I spent this spring on maternity leave. Which meant I had all day to prep for dinner. And for the first couple of weeks, I had sincere plans to make elaborate meals, fancy desserts, and snacks. But then I didn’t. Because I have three kids. So sure, I may have had the time to tackle a multiple step recipe but yeah, I have three kids. I have no hands. I am constantly breastfeeding. Someone needs a glass of water or milk. Someone is screaming that a toy is no longer in his grasp. While I may have all day to cook, life is anything but simple. Dinner recipes need to be as uncomplicated as possible.
That’s where soup comes in. The idea of tossing all the ingredients into a pot, letting it simmer (maybe checking on it periodically to stir, but maybe not)–yeah, I can handle that and breastfeed a baby while wiping a toddler’s butt (yeah, that happened. Sorry, Ellie!)
And when making soup, why not stick with a classic: chicken noodle. I am all for making as much of your recipe from scratch when you can–especially when it’s not super complicated. Making your own chicken broth is stupid easy. Literally, you throw full chicken in a pot of hot water. Leave the chicken in hot water. Come back later and take out the chicken. And wah lah, you have chicken broth. Even with three young children, this is manageable.
So anytime we get a rotisserie chicken, there’s a good chance homemade chicken noodle soup is on the horizon. Here’s some unsolicited advice that you do the same.
- Rotisserie chicken, with bones (half eaten, quarter eaten, all eaten, what have you)
- Chicken meat (either from the rotisserie chicken or just another package of chicken)
- Bay leaf (2-3)
- Celery, chopped
- Carrots, sliced
- Bok Choy, sliced
- White onion, sliced
- Smaller noddles (the boys prefer “wheels” noodles)
- Olive oil or butter
- Salt, to taste
- Pepper, to taste
- Toss partially eaten chicken (bones and all) into a pot of boiling water. Make sure there is enough water to submerge the chicken. Toss in a bay leaf or two or three. Place lid on the pot and bring temperature down to simmer. Allow chicken to simmer in water for at least 30 minutes but ideally a couple of hours. I aim for 2 hours.
- Remove chicken from pot (and what’s left in the pot is your broth-look how easy that was!)

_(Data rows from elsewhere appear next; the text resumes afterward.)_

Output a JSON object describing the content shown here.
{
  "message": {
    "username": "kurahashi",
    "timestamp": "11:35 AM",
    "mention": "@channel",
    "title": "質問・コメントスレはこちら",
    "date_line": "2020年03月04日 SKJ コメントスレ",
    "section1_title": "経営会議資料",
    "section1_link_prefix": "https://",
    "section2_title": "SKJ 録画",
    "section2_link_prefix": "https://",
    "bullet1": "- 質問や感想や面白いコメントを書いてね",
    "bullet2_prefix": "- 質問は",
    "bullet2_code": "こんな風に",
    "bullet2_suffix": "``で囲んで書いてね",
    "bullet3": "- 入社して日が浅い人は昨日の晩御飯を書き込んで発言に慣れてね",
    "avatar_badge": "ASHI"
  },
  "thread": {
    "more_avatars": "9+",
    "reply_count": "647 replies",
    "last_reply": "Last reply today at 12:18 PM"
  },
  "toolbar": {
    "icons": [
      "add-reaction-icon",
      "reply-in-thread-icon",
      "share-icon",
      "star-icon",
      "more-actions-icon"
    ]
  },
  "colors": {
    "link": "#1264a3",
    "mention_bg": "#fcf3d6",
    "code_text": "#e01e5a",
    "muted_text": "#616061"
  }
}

- Add celery, carrots, bok choy, and onions to pot. While simmering, clean any remaining chicken off the bone and toss into the pot. Add salt and pepper to taste. Put lid back on and cook on simmer for at least another 40 minutes. Longer is fine.
- In a separate pot, add water and bring to a boil. Add noodles and cook. Once tender, drain and place back into empty pot (NOT the broth/chicken/veggie pot). Drizzle some olive oil or butter over noodles so they don’t stick to the pot.
- Once you are ready to serve, ladle broth mixture into a bowl. Top with noodles. You want to keep the broth and noodles separate because if you have leftovers and freeze, the noodles tend to get soggy with time. So only add noodles to the bowl of soup you are about to put in your belly.
- And Enjoy!
Source: my husband. who learned it from his mother.